ENTRIES SHOWN START

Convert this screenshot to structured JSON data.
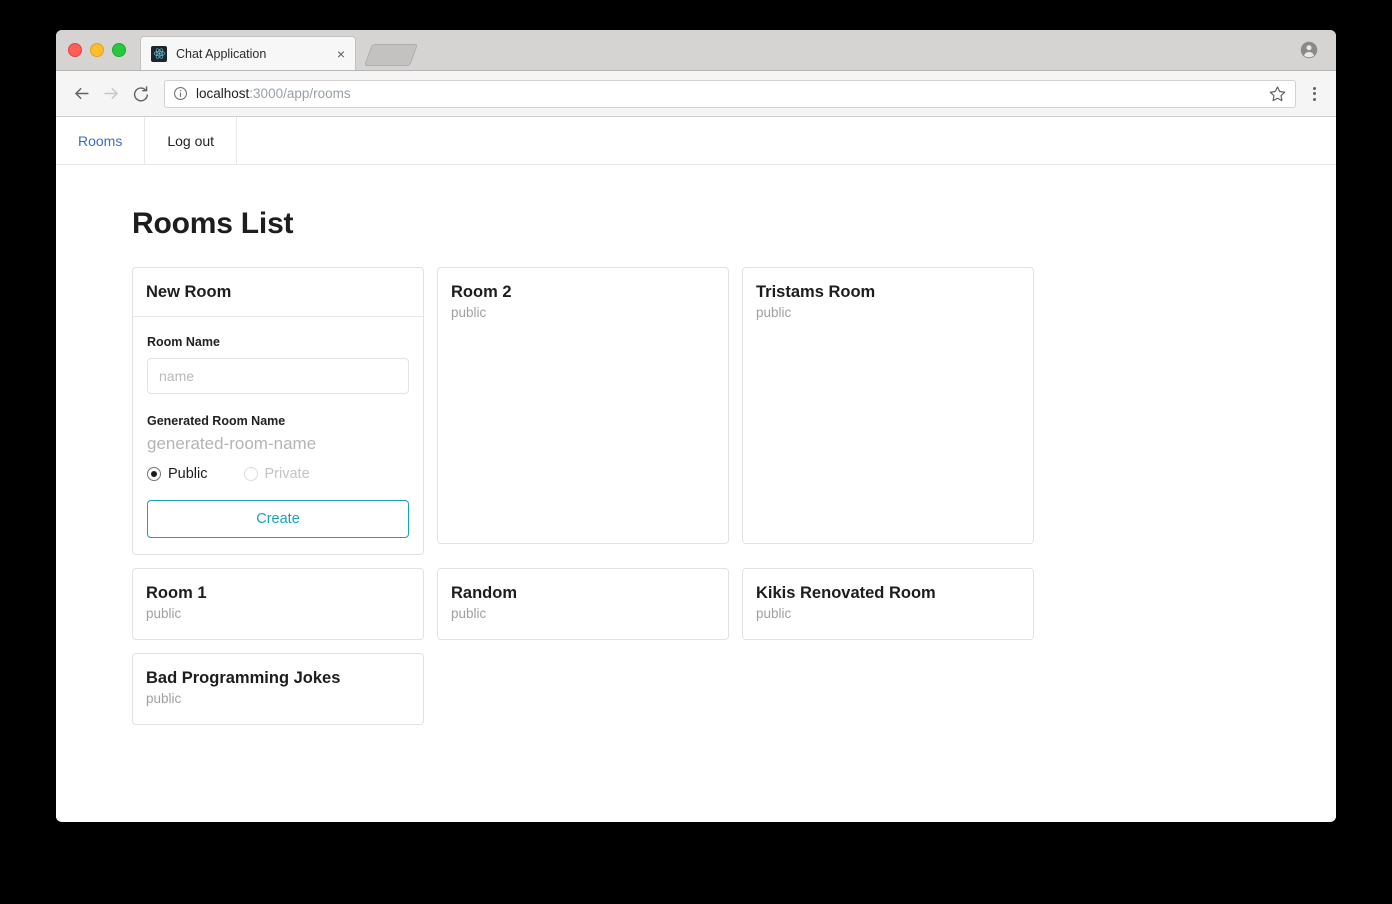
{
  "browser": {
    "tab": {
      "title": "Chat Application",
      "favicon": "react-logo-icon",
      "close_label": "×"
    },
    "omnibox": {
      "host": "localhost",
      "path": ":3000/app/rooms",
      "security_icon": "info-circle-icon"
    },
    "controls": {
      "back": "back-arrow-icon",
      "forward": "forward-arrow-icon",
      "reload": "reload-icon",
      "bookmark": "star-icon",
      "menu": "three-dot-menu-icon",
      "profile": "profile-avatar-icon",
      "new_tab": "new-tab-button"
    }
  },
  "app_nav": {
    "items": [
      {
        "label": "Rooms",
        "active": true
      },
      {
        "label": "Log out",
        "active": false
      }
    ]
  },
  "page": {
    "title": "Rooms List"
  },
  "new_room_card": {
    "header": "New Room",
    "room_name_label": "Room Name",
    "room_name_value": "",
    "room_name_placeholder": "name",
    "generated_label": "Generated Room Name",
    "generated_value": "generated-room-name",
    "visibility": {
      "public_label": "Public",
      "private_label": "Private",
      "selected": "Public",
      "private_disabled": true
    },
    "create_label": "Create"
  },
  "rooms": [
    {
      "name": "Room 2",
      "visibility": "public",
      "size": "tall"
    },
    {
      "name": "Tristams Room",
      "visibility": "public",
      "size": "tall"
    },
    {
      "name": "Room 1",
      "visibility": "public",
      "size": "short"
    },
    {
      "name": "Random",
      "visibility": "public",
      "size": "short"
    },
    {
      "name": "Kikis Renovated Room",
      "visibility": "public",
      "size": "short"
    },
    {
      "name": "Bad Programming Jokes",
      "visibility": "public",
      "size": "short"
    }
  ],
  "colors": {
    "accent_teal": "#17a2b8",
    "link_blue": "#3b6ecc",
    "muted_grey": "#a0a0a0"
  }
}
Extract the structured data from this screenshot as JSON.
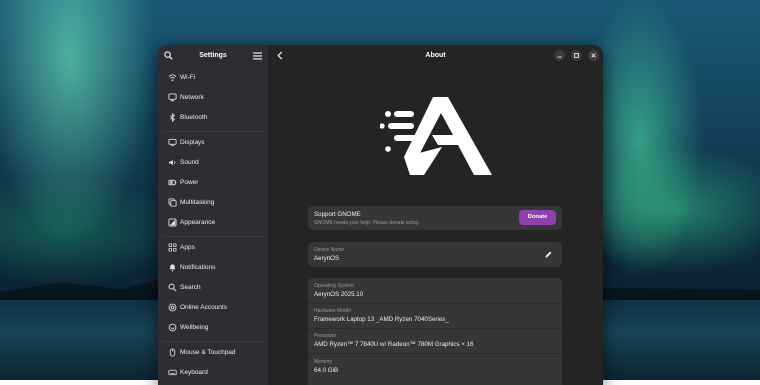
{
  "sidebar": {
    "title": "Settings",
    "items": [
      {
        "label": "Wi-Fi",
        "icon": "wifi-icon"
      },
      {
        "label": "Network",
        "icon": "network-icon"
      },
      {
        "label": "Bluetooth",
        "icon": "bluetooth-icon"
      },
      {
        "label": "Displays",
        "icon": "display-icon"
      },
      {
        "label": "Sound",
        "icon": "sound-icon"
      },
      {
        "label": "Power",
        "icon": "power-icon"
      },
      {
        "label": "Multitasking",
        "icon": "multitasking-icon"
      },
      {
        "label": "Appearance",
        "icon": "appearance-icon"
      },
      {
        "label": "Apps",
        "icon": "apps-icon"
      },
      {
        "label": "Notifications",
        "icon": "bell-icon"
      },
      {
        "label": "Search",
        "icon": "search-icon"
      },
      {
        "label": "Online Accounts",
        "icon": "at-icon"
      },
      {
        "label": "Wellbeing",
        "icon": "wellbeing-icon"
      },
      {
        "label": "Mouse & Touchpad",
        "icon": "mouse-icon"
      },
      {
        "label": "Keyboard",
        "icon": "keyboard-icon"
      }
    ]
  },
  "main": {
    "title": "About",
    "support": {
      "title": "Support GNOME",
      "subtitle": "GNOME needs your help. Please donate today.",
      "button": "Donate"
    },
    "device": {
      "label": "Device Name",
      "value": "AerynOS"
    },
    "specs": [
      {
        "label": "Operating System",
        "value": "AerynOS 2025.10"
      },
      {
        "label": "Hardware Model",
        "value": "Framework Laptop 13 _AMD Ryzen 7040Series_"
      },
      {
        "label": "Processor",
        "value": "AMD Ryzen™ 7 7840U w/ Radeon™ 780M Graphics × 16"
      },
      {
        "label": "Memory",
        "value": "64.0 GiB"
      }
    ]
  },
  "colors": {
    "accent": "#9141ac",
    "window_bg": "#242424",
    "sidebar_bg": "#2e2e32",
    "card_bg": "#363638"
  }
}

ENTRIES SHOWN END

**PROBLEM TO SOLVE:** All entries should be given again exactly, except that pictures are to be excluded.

**RESULT FOR THIS TASK:**
Convert this screenshot to structured JSON data.
{
  "browser": {
    "tab": {
      "title": "Chat Application",
      "favicon": "react-logo-icon",
      "close_label": "×"
    },
    "omnibox": {
      "host": "localhost",
      "path": ":3000/app/rooms",
      "security_icon": "info-circle-icon"
    },
    "controls": {
      "back": "back-arrow-icon",
      "forward": "forward-arrow-icon",
      "reload": "reload-icon",
      "bookmark": "star-icon",
      "menu": "three-dot-menu-icon",
      "profile": "profile-avatar-icon",
      "new_tab": "new-tab-button"
    }
  },
  "app_nav": {
    "items": [
      {
        "label": "Rooms",
        "active": true
      },
      {
        "label": "Log out",
        "active": false
      }
    ]
  },
  "page": {
    "title": "Rooms List"
  },
  "new_room_card": {
    "header": "New Room",
    "room_name_label": "Room Name",
    "room_name_value": "",
    "room_name_placeholder": "name",
    "generated_label": "Generated Room Name",
    "generated_value": "generated-room-name",
    "visibility": {
      "public_label": "Public",
      "private_label": "Private",
      "selected": "Public",
      "private_disabled": true
    },
    "create_label": "Create"
  },
  "rooms": [
    {
      "name": "Room 2",
      "visibility": "public",
      "size": "tall"
    },
    {
      "name": "Tristams Room",
      "visibility": "public",
      "size": "tall"
    },
    {
      "name": "Room 1",
      "visibility": "public",
      "size": "short"
    },
    {
      "name": "Random",
      "visibility": "public",
      "size": "short"
    },
    {
      "name": "Kikis Renovated Room",
      "visibility": "public",
      "size": "short"
    },
    {
      "name": "Bad Programming Jokes",
      "visibility": "public",
      "size": "short"
    }
  ],
  "colors": {
    "accent_teal": "#17a2b8",
    "link_blue": "#3b6ecc",
    "muted_grey": "#a0a0a0"
  }
}
Extract the structured data from this screenshot as JSON.
{
  "sidebar": {
    "title": "Settings",
    "items": [
      {
        "label": "Wi-Fi",
        "icon": "wifi-icon"
      },
      {
        "label": "Network",
        "icon": "network-icon"
      },
      {
        "label": "Bluetooth",
        "icon": "bluetooth-icon"
      },
      {
        "label": "Displays",
        "icon": "display-icon"
      },
      {
        "label": "Sound",
        "icon": "sound-icon"
      },
      {
        "label": "Power",
        "icon": "power-icon"
      },
      {
        "label": "Multitasking",
        "icon": "multitasking-icon"
      },
      {
        "label": "Appearance",
        "icon": "appearance-icon"
      },
      {
        "label": "Apps",
        "icon": "apps-icon"
      },
      {
        "label": "Notifications",
        "icon": "bell-icon"
      },
      {
        "label": "Search",
        "icon": "search-icon"
      },
      {
        "label": "Online Accounts",
        "icon": "at-icon"
      },
      {
        "label": "Wellbeing",
        "icon": "wellbeing-icon"
      },
      {
        "label": "Mouse & Touchpad",
        "icon": "mouse-icon"
      },
      {
        "label": "Keyboard",
        "icon": "keyboard-icon"
      }
    ]
  },
  "main": {
    "title": "About",
    "support": {
      "title": "Support GNOME",
      "subtitle": "GNOME needs your help. Please donate today.",
      "button": "Donate"
    },
    "device": {
      "label": "Device Name",
      "value": "AerynOS"
    },
    "specs": [
      {
        "label": "Operating System",
        "value": "AerynOS 2025.10"
      },
      {
        "label": "Hardware Model",
        "value": "Framework Laptop 13 _AMD Ryzen 7040Series_"
      },
      {
        "label": "Processor",
        "value": "AMD Ryzen™ 7 7840U w/ Radeon™ 780M Graphics × 16"
      },
      {
        "label": "Memory",
        "value": "64.0 GiB"
      }
    ]
  },
  "colors": {
    "accent": "#9141ac",
    "window_bg": "#242424",
    "sidebar_bg": "#2e2e32",
    "card_bg": "#363638"
  }
}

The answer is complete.